  • Reduce the data they collect by opting not to install on their websites tracking, analytics, and marketing tools that automatically collect and share user data with third parties; and
  • Take reasonable steps to safeguard the information they collect and store online, including by keeping all security software up to date; requiring multi-factor authentication for online accounts; encrypting stored protected health information (PHI) and other sensitive information; securely deleting PHI before discarding or reusing computers or digital devices; and training all employees in digital safety (such as how to recognize phishing attempts and other red flags) to prevent data breaches.

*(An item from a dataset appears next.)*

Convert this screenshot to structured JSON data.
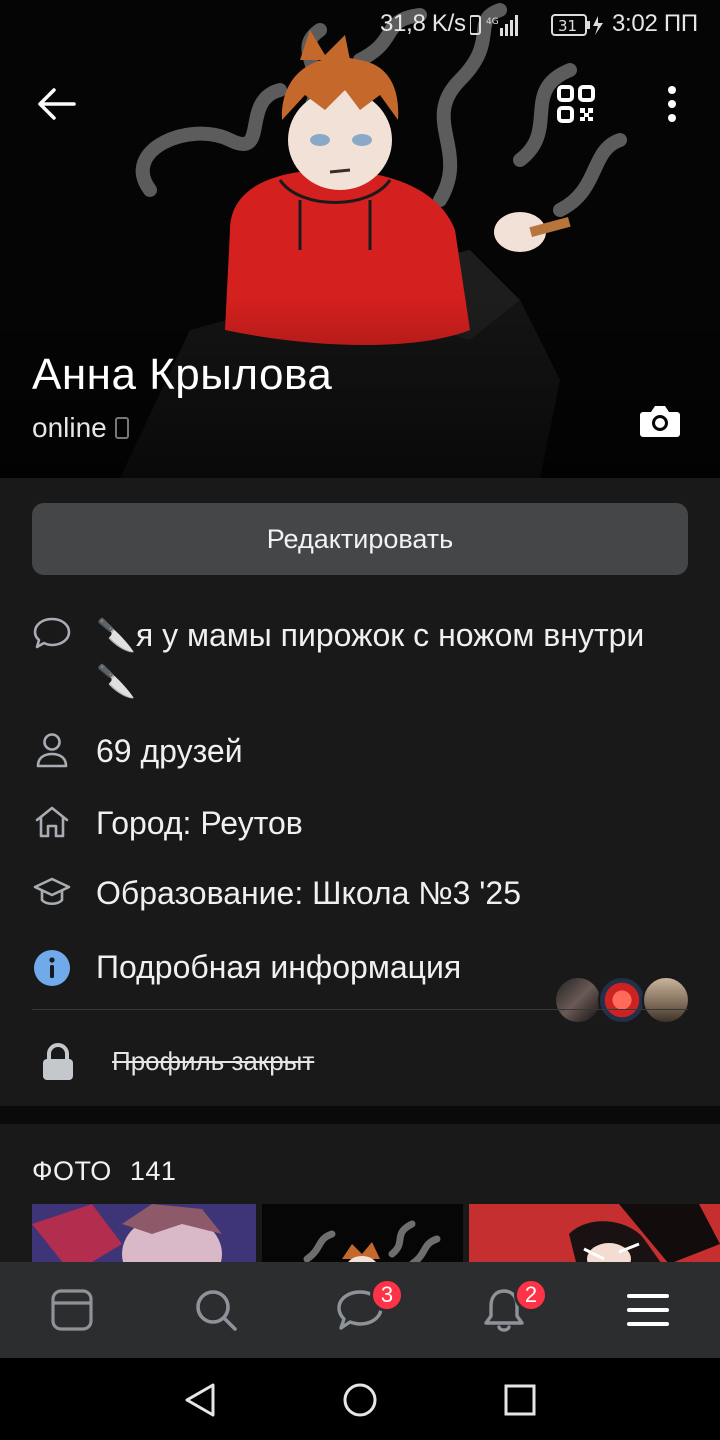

The Division of Consumer Affairs also issued a consumer alert today warning the public that crisis pregnancy centers do not provide abortion care, and that they may not even provide any health care at all.

The alert further warns consumer that many CPCs do not employ licensed medical professionals.  This means that CPC staff may not be required to keep patient health information private or follow medical ethics rules and standards of care. CPCs may also provide false or misleading information about abortion—including the physical and mental health effects of abortion — to deter people from choosing abortion.

Additionally, the alert provides tips on how to spot a CPC; what questions individuals considering abortions should ask to determine whether the organization they are contacting is a CPC; and how to find an abortion provider.

The Attorney General’s Strike Force, which coordinated the documents disseminated today, was created by Attorney General Platkin in July 2022 and is comprised of officials from across the Department of Law and Public Safety.  The Strike Force evaluates and pursues civil and criminal enforcement actions, as well as strategic initiatives like the ones announced today, to protect access to reproductive health care for New Jersey residents and residents of other States who travel to New Jersey to access such care.

These documents are just the latest actions taken by the Office of the Attorney General and the Strike Force to protect reproductive rights.  Last week, for example, Attorney General Platkin announced $5 million in grant funding to support abortion and reproductive health training and education.  And in November 2022, Attorney General Platkin also led a multistate coalition letter to Apple expressing concerns regarding reproductive health privacy on Apple’s App Store and urging Apple to take commonsense steps to protect consumers’ private reproductive health information from being wrongfully exploited.